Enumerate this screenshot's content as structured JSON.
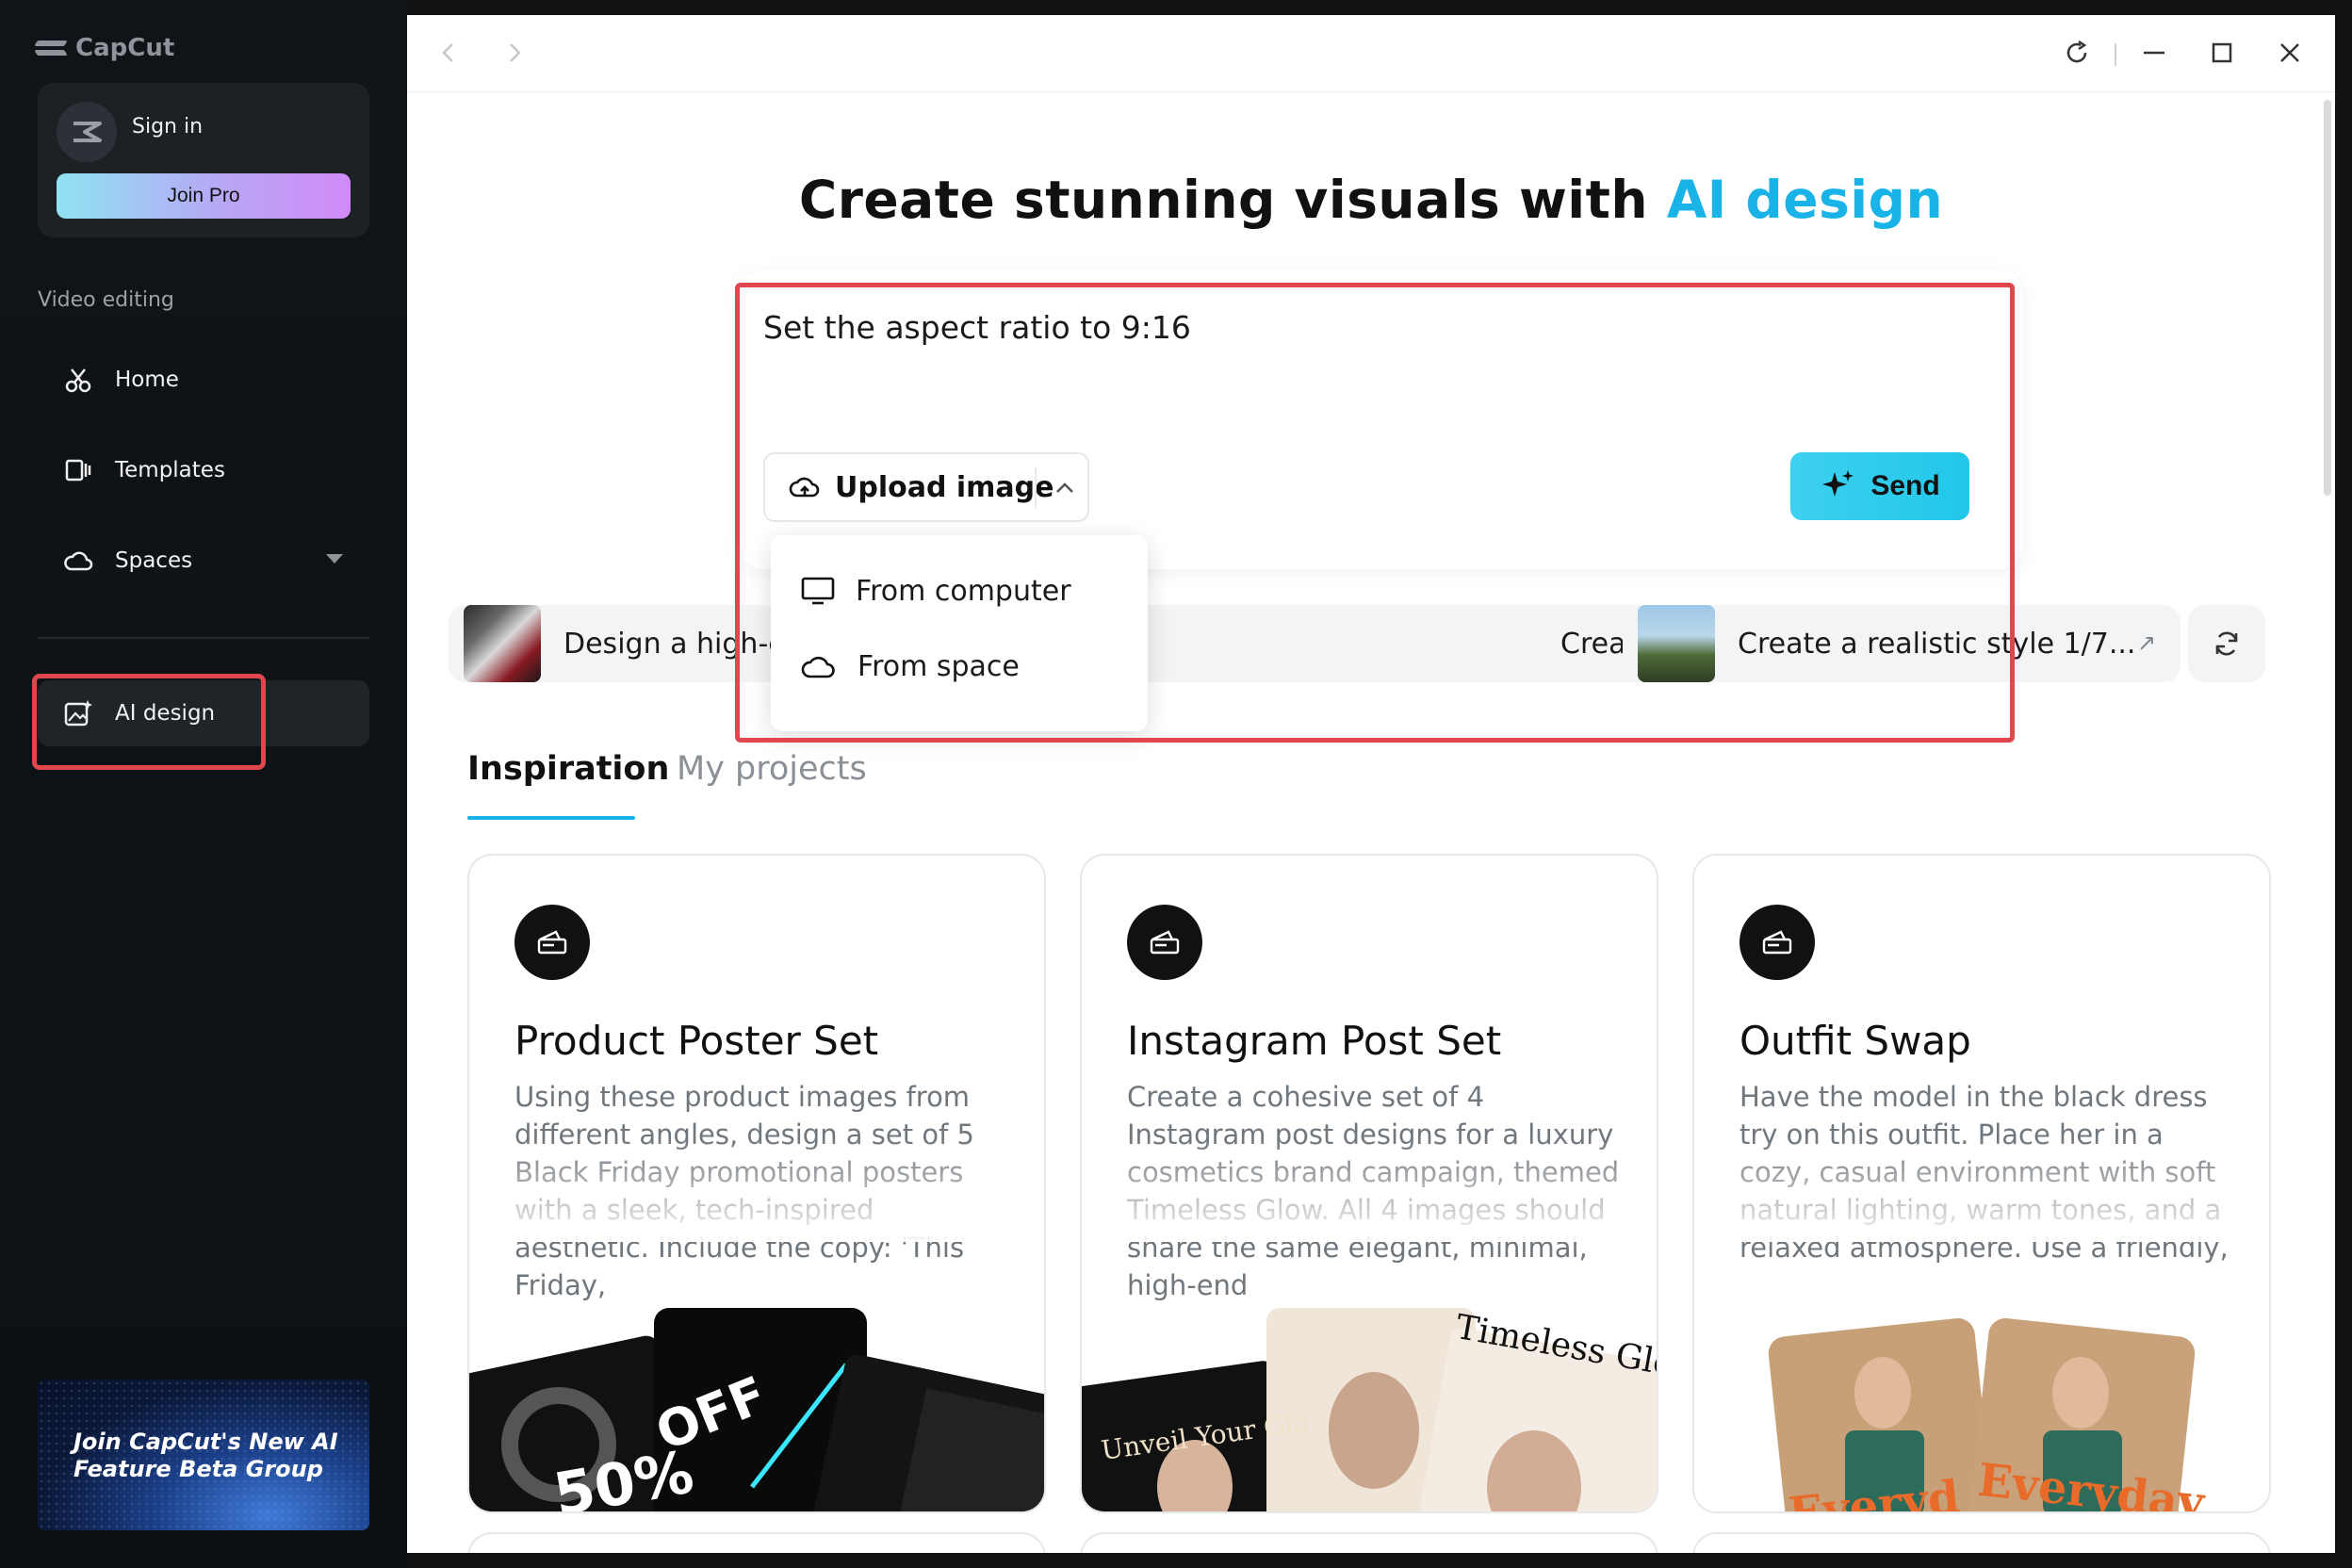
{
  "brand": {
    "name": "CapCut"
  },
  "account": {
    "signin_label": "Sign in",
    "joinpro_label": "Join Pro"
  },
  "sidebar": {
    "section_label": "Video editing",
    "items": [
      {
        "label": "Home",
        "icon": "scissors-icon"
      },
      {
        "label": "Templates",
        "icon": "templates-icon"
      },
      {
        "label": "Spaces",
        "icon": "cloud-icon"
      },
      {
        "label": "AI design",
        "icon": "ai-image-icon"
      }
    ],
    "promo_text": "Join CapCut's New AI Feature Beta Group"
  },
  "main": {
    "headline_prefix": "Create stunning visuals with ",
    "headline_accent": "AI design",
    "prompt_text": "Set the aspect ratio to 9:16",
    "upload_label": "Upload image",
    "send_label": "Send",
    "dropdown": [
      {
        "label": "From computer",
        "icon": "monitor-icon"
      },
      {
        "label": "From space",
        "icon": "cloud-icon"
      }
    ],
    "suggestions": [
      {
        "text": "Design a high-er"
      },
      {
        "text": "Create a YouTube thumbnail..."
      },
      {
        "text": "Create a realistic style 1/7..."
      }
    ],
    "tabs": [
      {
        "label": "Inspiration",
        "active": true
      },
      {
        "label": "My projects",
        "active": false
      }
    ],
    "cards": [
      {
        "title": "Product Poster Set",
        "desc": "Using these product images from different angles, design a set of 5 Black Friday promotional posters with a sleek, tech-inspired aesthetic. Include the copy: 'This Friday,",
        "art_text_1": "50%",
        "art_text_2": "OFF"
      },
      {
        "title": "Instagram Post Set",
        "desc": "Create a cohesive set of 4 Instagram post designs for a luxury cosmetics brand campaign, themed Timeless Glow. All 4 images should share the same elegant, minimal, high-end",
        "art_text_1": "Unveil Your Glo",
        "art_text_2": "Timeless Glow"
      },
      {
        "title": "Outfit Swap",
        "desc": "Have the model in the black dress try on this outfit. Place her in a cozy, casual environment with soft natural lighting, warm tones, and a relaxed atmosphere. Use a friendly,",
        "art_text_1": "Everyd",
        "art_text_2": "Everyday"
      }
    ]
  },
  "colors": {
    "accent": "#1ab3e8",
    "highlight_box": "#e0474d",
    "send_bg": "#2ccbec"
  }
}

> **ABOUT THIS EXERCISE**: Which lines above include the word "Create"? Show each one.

> **SOLUTION FOR THIS PROBLEM**:
    "headline_prefix": "Create stunning visuals with ",
        "text": "Create a YouTube thumbnail..."
        "text": "Create a realistic style 1/7..."
        "desc": "Create a cohesive set of 4 Instagram post designs for a luxury cosmetics brand campaign, themed Timeless Glow. All 4 images should share the same elegant, minimal, high-end",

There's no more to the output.